  3. The right to know.  Consumers can know what data services providers maintain, and what that data is used for.
  4. The right to go silent.  Consumers retain the right to “go silent,” or opt out of any attempts to monitor or track that consumer.
  5. Data ownership.  Personal data remains property of the consumer, event when the service provider is a steward of that data.
  6. Human override.  Humans can always over ride automatic processes.
Do other principles apply?  Probably.  But figuring out the implication of this list will take some concerted effort.

Scoble and Israel propose that online service providers that get it right will gain advantage over those that don’t – that privacy will become a valuable asset, not just for consumers, but those who hope to deliver services to them.

This was echoed in a recent Huffington Post article:

Today there is a new business currency. It can’t be found at the local bank, or purchased for any price. The new commodity is trust. And while I speak of trust as a commodity it can’t be bough or sold.

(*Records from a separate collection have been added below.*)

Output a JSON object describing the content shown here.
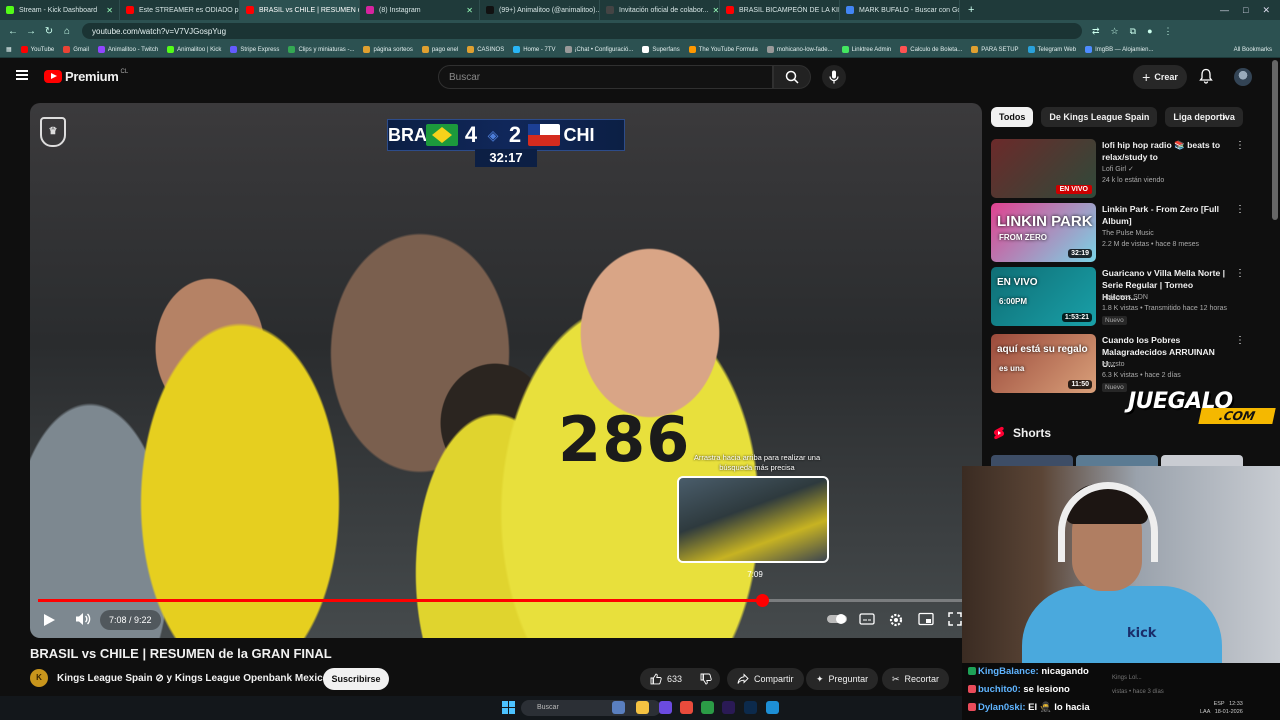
{
  "browser": {
    "tabs": [
      {
        "label": "Stream - Kick Dashboard",
        "color": "#53fc18",
        "active": false
      },
      {
        "label": "Este STREAMER es ODIADO po...",
        "color": "#ff0000",
        "active": false
      },
      {
        "label": "BRASIL vs CHILE | RESUMEN de...",
        "color": "#ff0000",
        "active": true
      },
      {
        "label": "(8) Instagram",
        "color": "#d6249f",
        "active": false
      },
      {
        "label": "(99+) Animalitoo (@animalitoo)...",
        "color": "#111111",
        "active": false
      },
      {
        "label": "Invitación oficial de colabor...",
        "color": "#444444",
        "active": false
      },
      {
        "label": "BRASIL BICAMPEÓN DE LA KIN...",
        "color": "#ff0000",
        "active": false
      },
      {
        "label": "MARK BUFALO - Buscar con Go...",
        "color": "#4285f4",
        "active": false
      }
    ],
    "new_tab": "+",
    "url": "youtube.com/watch?v=V7VJGospYug",
    "bookmarks": [
      {
        "label": "YouTube",
        "color": "#ff0000"
      },
      {
        "label": "Gmail",
        "color": "#ea4335"
      },
      {
        "label": "Animalitoo - Twitch",
        "color": "#9146ff"
      },
      {
        "label": "Animalitoo | Kick",
        "color": "#53fc18"
      },
      {
        "label": "Stripe Express",
        "color": "#635bff"
      },
      {
        "label": "Clips y miniaturas -...",
        "color": "#34a853"
      },
      {
        "label": "página sorteos",
        "color": "#e0a030"
      },
      {
        "label": "pago enel",
        "color": "#e0a030"
      },
      {
        "label": "CASINOS",
        "color": "#e0a030"
      },
      {
        "label": "Home - 7TV",
        "color": "#29b6f6"
      },
      {
        "label": "¡Chat • Configuració...",
        "color": "#999999"
      },
      {
        "label": "Superfans",
        "color": "#ffffff"
      },
      {
        "label": "The YouTube Formula",
        "color": "#ff9800"
      },
      {
        "label": "mohicano-low-fade...",
        "color": "#999999"
      },
      {
        "label": "Linktree Admin",
        "color": "#43e660"
      },
      {
        "label": "Calculo de Boleta...",
        "color": "#ff5252"
      },
      {
        "label": "PARA SETUP",
        "color": "#e0a030"
      },
      {
        "label": "Telegram Web",
        "color": "#2aa1da"
      },
      {
        "label": "ImgBB — Alojamien...",
        "color": "#4e8cff"
      }
    ],
    "all_bookmarks": "All Bookmarks"
  },
  "youtube": {
    "logo_text": "Premium",
    "country_code": "CL",
    "search_placeholder": "Buscar",
    "create_label": "Crear"
  },
  "player": {
    "scoreboard": {
      "home": "BRA",
      "away": "CHI",
      "home_score": "4",
      "away_score": "2",
      "clock": "32:17"
    },
    "jersey_number": "286",
    "preview_hint": "Arrastra hacia arriba para realizar una búsqueda más precisa",
    "preview_time": "7:09",
    "time_display": "7:08 / 9:22",
    "progress_fraction": 0.773
  },
  "video": {
    "title": "BRASIL vs CHILE | RESUMEN de la GRAN FINAL",
    "channel_initial": "K",
    "channel": "Kings League Spain ⊘ y Kings League Openbank Mexico",
    "subscribe": "Suscribirse",
    "likes": "633",
    "share": "Compartir",
    "ask": "Preguntar",
    "clip": "Recortar"
  },
  "sidebar": {
    "chips": [
      "Todos",
      "De Kings League Spain",
      "Liga deportiva"
    ],
    "recommendations": [
      {
        "title": "lofi hip hop radio 📚 beats to relax/study to",
        "channel": "Lofi Girl ✓",
        "stats": "24 k lo están viendo",
        "badge": "EN VIVO",
        "badge_type": "live",
        "thumb_text": "",
        "colors": [
          "#6b2a2a",
          "#2f4a3a"
        ]
      },
      {
        "title": "Linkin Park - From Zero [Full Album]",
        "channel": "The Pulse Music",
        "stats": "2.2 M de vistas • hace 8 meses",
        "badge": "32:19",
        "badge_type": "duration",
        "thumb_text": "LINKIN PARK",
        "thumb_sub": "FROM ZERO",
        "colors": [
          "#e0418f",
          "#7ad4e6"
        ]
      },
      {
        "title": "Guaricano v Villa Mella Norte | Serie Regular | Torneo Halcon...",
        "channel": "Halcones SDN",
        "stats": "1.8 K vistas • Transmitido hace 12 horas",
        "badge": "1:53:21",
        "badge_type": "duration",
        "new": "Nuevo",
        "thumb_text": "EN VIVO",
        "thumb_sub": "6:00PM",
        "colors": [
          "#0f6e75",
          "#19a0a8"
        ]
      },
      {
        "title": "Cuando los Pobres Malagradecidos ARRUINAN U...",
        "channel": "emzsto",
        "stats": "6.3 K vistas • hace 2 días",
        "badge": "11:50",
        "badge_type": "duration",
        "new": "Nuevo",
        "thumb_text": "aquí está su regalo",
        "thumb_sub": "es una",
        "colors": [
          "#9b4a3b",
          "#d9a07a"
        ]
      }
    ],
    "sponsor_main": "JUEGALO",
    "sponsor_suffix": ".COM",
    "shorts_label": "Shorts"
  },
  "chat": {
    "lines": [
      {
        "user": "KingBalance:",
        "msg": "nicagando"
      },
      {
        "user": "buchito0:",
        "msg": "se lesiono"
      },
      {
        "user": "Dylan0ski:",
        "msg": "El 🥷 lo hacia"
      }
    ],
    "ghost_text": "Kings Lol...",
    "ghost_meta": "vistas • hace 3 días"
  },
  "taskbar": {
    "search_placeholder": "Buscar",
    "lang": "ESP",
    "lang_sub": "LAA",
    "time": "12:33",
    "date": "18-01-2026"
  }
}
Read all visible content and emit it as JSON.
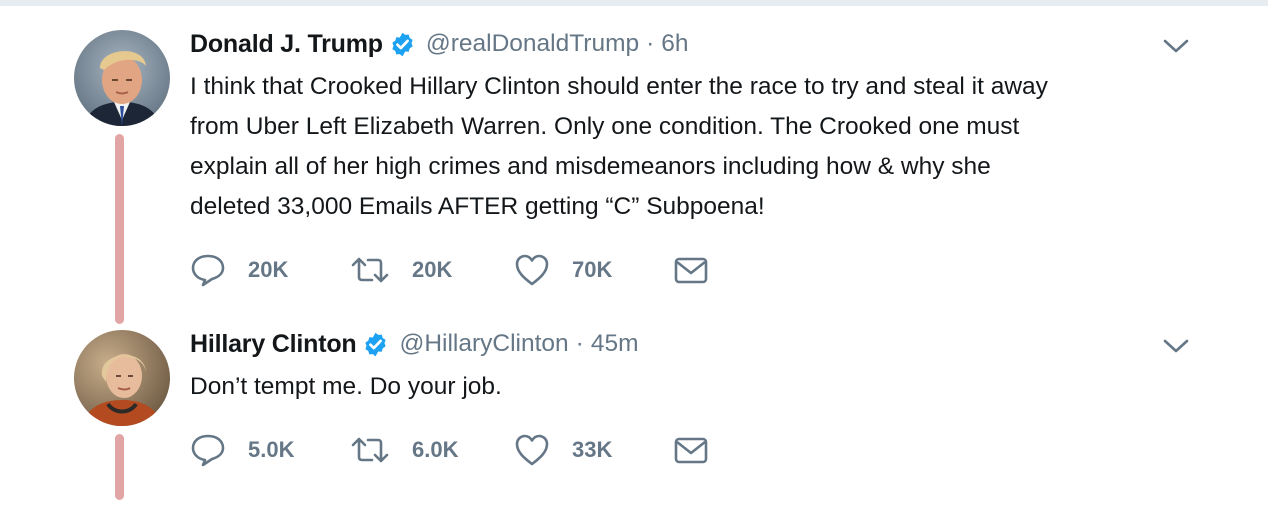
{
  "theme": {
    "thread_line_color": "#e2a5a5",
    "verified_color": "#1da1f2",
    "secondary_text_color": "#657786"
  },
  "tweets": [
    {
      "name": "Donald J. Trump",
      "handle": "@realDonaldTrump",
      "separator": "·",
      "time": "6h",
      "text": "I think that Crooked Hillary Clinton should enter the race to try and steal it away\nfrom Uber Left Elizabeth Warren. Only one condition. The Crooked one must\nexplain all of her high crimes and misdemeanors including how & why she\ndeleted 33,000 Emails AFTER getting “C” Subpoena!",
      "replies": "20K",
      "retweets": "20K",
      "likes": "70K",
      "icons": [
        "verified-badge-icon",
        "chevron-down-icon",
        "reply-icon",
        "retweet-icon",
        "like-icon",
        "direct-message-icon"
      ]
    },
    {
      "name": "Hillary Clinton",
      "handle": "@HillaryClinton",
      "separator": "·",
      "time": "45m",
      "text": "Don’t tempt me. Do your job.",
      "replies": "5.0K",
      "retweets": "6.0K",
      "likes": "33K",
      "icons": [
        "verified-badge-icon",
        "chevron-down-icon",
        "reply-icon",
        "retweet-icon",
        "like-icon",
        "direct-message-icon"
      ]
    }
  ]
}
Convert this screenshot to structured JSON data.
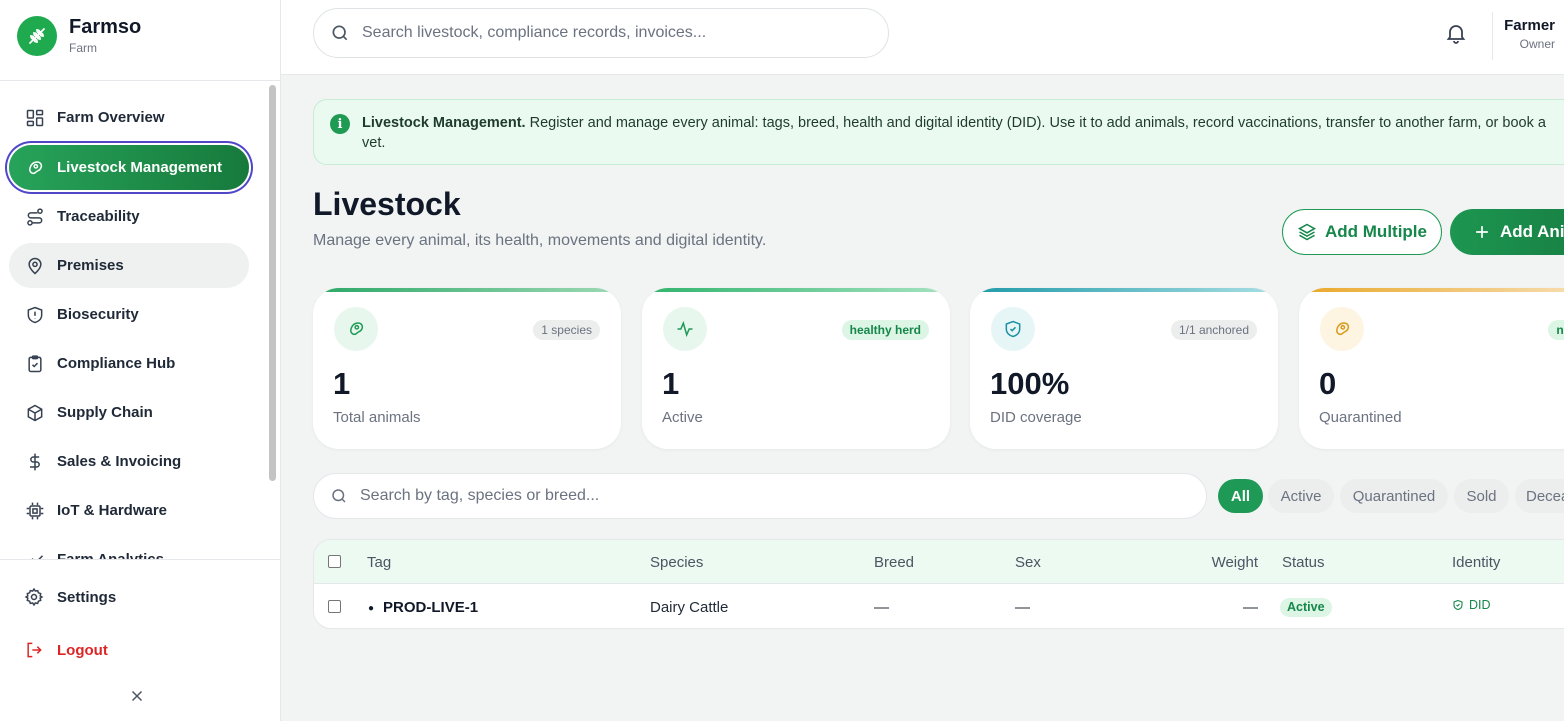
{
  "brand": {
    "name": "Farmso",
    "subtitle": "Farm"
  },
  "nav": {
    "items": [
      {
        "label": "Farm Overview"
      },
      {
        "label": "Livestock Management"
      },
      {
        "label": "Traceability"
      },
      {
        "label": "Premises"
      },
      {
        "label": "Biosecurity"
      },
      {
        "label": "Compliance Hub"
      },
      {
        "label": "Supply Chain"
      },
      {
        "label": "Sales & Invoicing"
      },
      {
        "label": "IoT & Hardware"
      },
      {
        "label": "Farm Analytics"
      }
    ],
    "active": "Livestock Management",
    "settings": "Settings",
    "logout": "Logout"
  },
  "topbar": {
    "search_placeholder": "Search livestock, compliance records, invoices...",
    "user_name": "Farmer",
    "user_role": "Owner"
  },
  "banner": {
    "title": "Livestock Management.",
    "text": " Register and manage every animal: tags, breed, health and digital identity (DID). Use it to add animals, record vaccinations, transfer to another farm, or book a vet."
  },
  "page": {
    "title": "Livestock",
    "subtitle": "Manage every animal, its health, movements and digital identity.",
    "add_multiple": "Add Multiple",
    "add_animal": "Add Animal"
  },
  "stats": [
    {
      "value": "1",
      "label": "Total animals",
      "badge": "1 species",
      "icon": "paw-icon"
    },
    {
      "value": "1",
      "label": "Active",
      "badge": "healthy herd",
      "icon": "activity-icon"
    },
    {
      "value": "100%",
      "label": "DID coverage",
      "badge": "1/1 anchored",
      "icon": "shield-check-icon"
    },
    {
      "value": "0",
      "label": "Quarantined",
      "badge": "none",
      "icon": "paw-icon"
    }
  ],
  "filters": {
    "search_placeholder": "Search by tag, species or breed...",
    "chips": [
      "All",
      "Active",
      "Quarantined",
      "Sold",
      "Deceased"
    ],
    "selected": "All"
  },
  "table": {
    "columns": [
      "Tag",
      "Species",
      "Breed",
      "Sex",
      "Weight",
      "Status",
      "Identity"
    ],
    "rows": [
      {
        "tag": "PROD-LIVE-1",
        "species": "Dairy Cattle",
        "breed": "—",
        "sex": "—",
        "weight": "—",
        "status": "Active",
        "identity": "DID"
      }
    ]
  },
  "colors": {
    "accent": "#1e9a56",
    "danger": "#dc2626",
    "focus_ring": "#4f46c8"
  }
}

It has to be earned. … A shift is underway in how businesses and consumers interact, both online and in person, and the businesses that recognize the value of building trust and dare I say “wow” with each transaction will set themselves apart from the competition.

“Protect privacy to build trust” can and must become a powerful mantra for modern business.

 

 

Comments Off on Protect Privacy to Build Trust in the Age of Context . Permalink . Trackback URL
WordPress Tags: , ,
 

Great Book – Age of Context: Mobile, Sensors, Data and the Future of Privacy

Identity, Privacy, Technology
Author: Mark Dixon
Tuesday, October 29, 2013
10:24 pm

Ageofcontext

This evening, I finished reading a fascinating book, “Age of Context: Mobile, Sensors, Data and the Future of Privacy,” by Robert Scoble and Shel Israel.

Scoble and Israel propose that we are in the midst of a perfect storm:

Our perfect storm is composed not of three forces, but five, and they are technological rather than meteorological: mobile devices, social media, big data, sensors and location-based services. … they’re already causing disruption and making waves. As discrete entities, each force is already part of your life. Together, they have created the conditions for an unstoppable perfect storm of epic proportion: the Age of Context.

I have long been fascinated with the concept of context. I first mentioned context as an important factor in Identity Management in July, 2005,  as I blogged about the Catalyst Conference.  During my years with Sun Microsystems, we often spoke about “context-aware, blended services” being delivered via mobile devices.  For example, in September, 2008, one of my blog posts entitled, “Sensor-triggered Personalized Services,” stated, in part:

Project Destination, an initiative I lead for Sun, is all about providing the infrastructure to deliver highly personalized, context-aware, blended services to online users across the “screens of your life.” When you couple sensor technologies with Identity, personalization and service orchestration techniques, you can get some powerful results.

It is great to see the progression and refinement of that concept.  I sense we are barely scratching the surface of possibilities in this arena.  Lot of fun ahead!

Comments Off on Great Book – Age of Context: Mobile, Sensors, Data and the Future of Privacy . Permalink . Trackback URL
WordPress Tags: , ,
 
Copyright © 2005-2016, Mark G. Dixon. All Rights Reserved.
Powered by WordPress.